1852–1853 as twenty-part serial with illustrations by Phiz
Publication in book form
Literary, crime, mystery
Approx. 166,000 words
The best of novels, the worst of novels
Bleak House has its ardent admirers who declare it among Charles Dickens's masterpieces, as well as its detractors who call it one of his most grotesque potboilers.
The author's strengths are here in spades: memorable characters, a clever twisting plot, heart-wrenching drama, pointed social commentary. Plus some of the most innovative passages seen in Dickens's work so far.
On the other hand, about those memorable characters.... Too many of them!
Literally dozens of them. So many that taken altogether in one novel, they're hard to keep straight. You're constantly flipping back through pages—when a Boythorn or a Bagnet or a Jellyby or a Jobling re-appears—trying to recall: was that the maid of the gentleman who's a friend of the lawyer for Jarndyce's nephew...?
It's been complained the characters of Bleak House, like the denizens of any Dickens novel, are one dimensional. What makes most of them memorable, it is said, is that they are cartoons, individuated with one or two outlandish characteristics that Dickens highlights whenever they come on stage. Meanwhile, the leading characters—in this case, including the orphaned Esther Summerson, her guardian John Jarndyce, and her friend Ada Clare—are supposedly too bland, all uniformly and unrealistically good-hearted souls.
These charges are justified, but unimportant in my opinion. Even a stickler for realism, such as present company, can also recognize that in works of fiction—in artifice—something has to give in order to condense and emphasize, or else we would have just unexamined and unenlightening reportage. With his colourful characters and simplistic narrators, Dickens is able to get to important truths about the world in which they and we live, whether the insights concern quandaries of the heart or tragedies of social injustice, each kind of which is central to Bleak House.
But it's just so long. Read a short, quick-moving and still colourful novel, like the author's Hard Times and then move on to the painfully drawn-out Bleak House (which actually was published a year earlier) and you'll wonder how the same man could have authored both.
Bleak House is Dickens's most Shakespearean novel in that every character speaks what they are thinking. Speechifies rather. What they're thinking and why they're thinking it. And why they're saying what they're thinking.
Except, of course, when it serves the purpose of the plot for us not to know what they are thinking. Lady Dedlock (another wonderful Dickens name) keeps her deep, dark secret from readers until the time is dramatically ripe and from almost all the other characters until her death. Inspector Bucket misdirects us until he is ready to uncover the murderer. Even the narrating Esther who effuses over day-to-day trivia hides crucial plot points. It's difficult at times to understand exactly how her diary entries are to be taken, as sometimes they seem to be written as events are taking place (how is this done?), while other times they seem to be written in retrospect with knowledge of what is to come.

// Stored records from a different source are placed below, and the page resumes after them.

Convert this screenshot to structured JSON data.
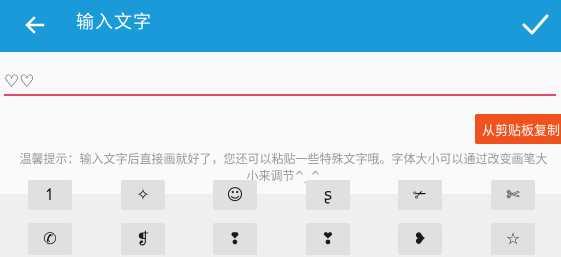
{
  "appbar": {
    "title": "输入文字",
    "back_icon": "arrow-left-icon",
    "confirm_icon": "check-icon",
    "color": "#1a9ad9"
  },
  "editor": {
    "value": "♡♡",
    "underline_color": "#e8456b"
  },
  "copy_button": {
    "label": "从剪贴板复制",
    "color": "#f0521e"
  },
  "hint": "温馨提示：输入文字后直接画就好了，您还可以粘贴一些特殊文字哦。字体大小可以通过改变画笔大小来调节^_^",
  "symbols": {
    "row1": [
      "↿",
      "✧",
      "☺",
      "ʂ",
      "✃",
      "✄"
    ],
    "row2": [
      "✆",
      "❡",
      "❢",
      "❣",
      "❥",
      "☆"
    ]
  }
}
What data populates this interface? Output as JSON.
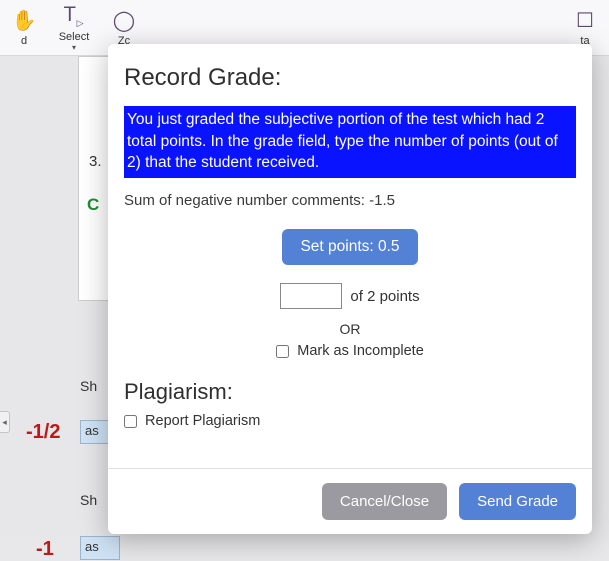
{
  "toolbar": {
    "items": [
      {
        "label": "d"
      },
      {
        "label": "Select"
      },
      {
        "label": "Zc"
      },
      {
        "label": "ta"
      }
    ]
  },
  "background": {
    "question_num": "3.",
    "answer_letter": "C",
    "short_label_1": "Sh",
    "short_label_2": "Sh",
    "score1": "-1/2",
    "score2": "-1",
    "as_text": "as"
  },
  "dialog": {
    "title": "Record Grade:",
    "message": "You just graded the subjective portion of the test which had 2 total points. In the grade field, type the number of points (out of 2) that the student received.",
    "sum_line": "Sum of negative number comments: -1.5",
    "set_points_label": "Set points: 0.5",
    "points_input": "",
    "of_points": "of 2 points",
    "or_text": "OR",
    "mark_incomplete": "Mark as Incomplete",
    "plag_title": "Plagiarism:",
    "report_plag": "Report Plagiarism",
    "cancel_label": "Cancel/Close",
    "send_label": "Send Grade"
  }
}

A bad joke?
I have wondered at times whether Dickens purposely drags out the exposition and dialogue of Bleak House to reflect his theme of the slow pace of the soul-destroying British justice system at the time. And not just the judicial process is satirized. The parliamentary establishment, the corrupt political process, the class system and the plight of the impoverished—especially children—come in for some of the most clever ridicule.
But it would be a bad joke to make readers experience the desperation of many of the characters by spinning out the prose to seemingly interminable lengths, wouldn't it?

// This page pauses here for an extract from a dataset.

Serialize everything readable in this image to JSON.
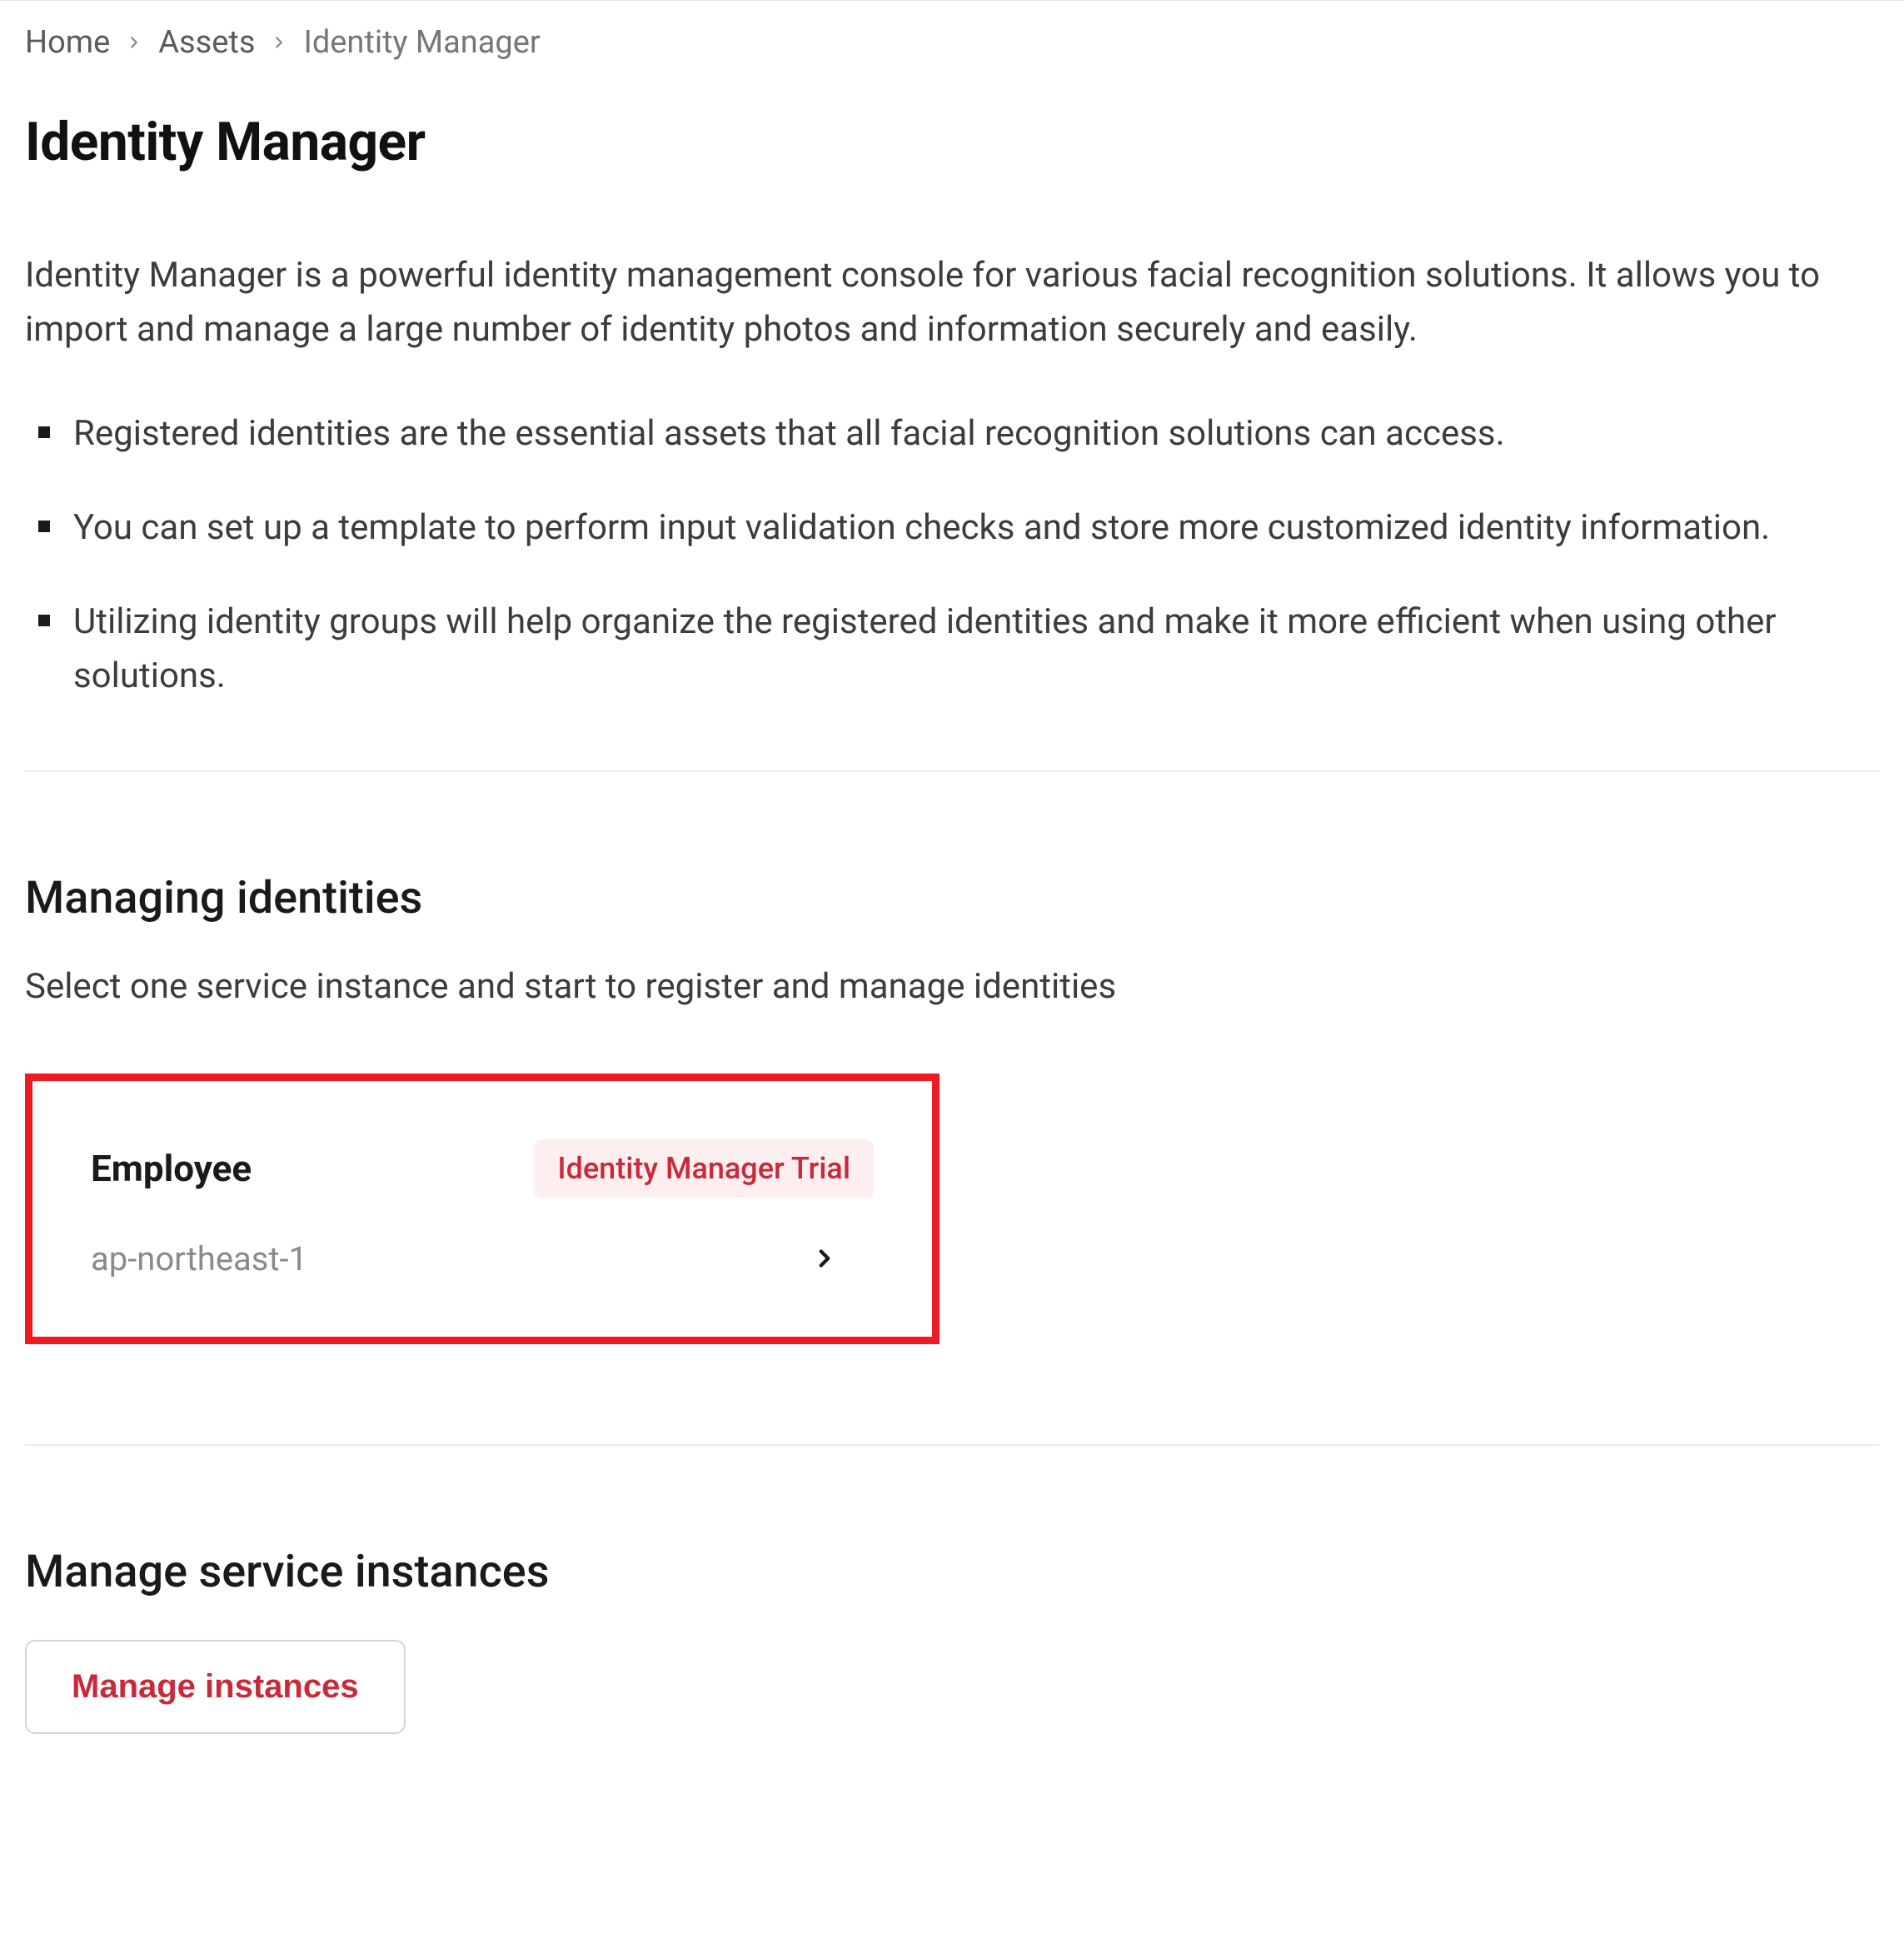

I don't know if this is beyond Dickens. Though perhaps another intuition about his purpose here is more correct. Perhaps, writing in instalments for the periodicals of his day, the great author was every week casting about in one subplot or another, writing his heart out for this or that scene, producing as much as he could in the hopes that out of all the words something significant would emerge to take over the novel as a whole. I'm not sure he ever found this unifying direction in Bleak House, but his facility as a writer brought numerous insightful and entertaining moments up from the depths.
And many do seem to find Bleak House a grand entertainment, despite all that's been said about it here. Truth be told, any of the individual scenes are brilliant small plays, complete with minute stage directions. And if one takes time with the entire novel, living in it for an uninterrupted period, the pieces all manage to hang together somehow.
Like many of the greatest British novels of the nineteenth century, Bleak House provides a sweeping view of all levels of a society with diverse interests and numerous subplots.
And yet Dickens manages to pull the threads together for a satisfying conclusion. Or rather, for several satisfying conclusions.
If you get that far.
— Eric McMillan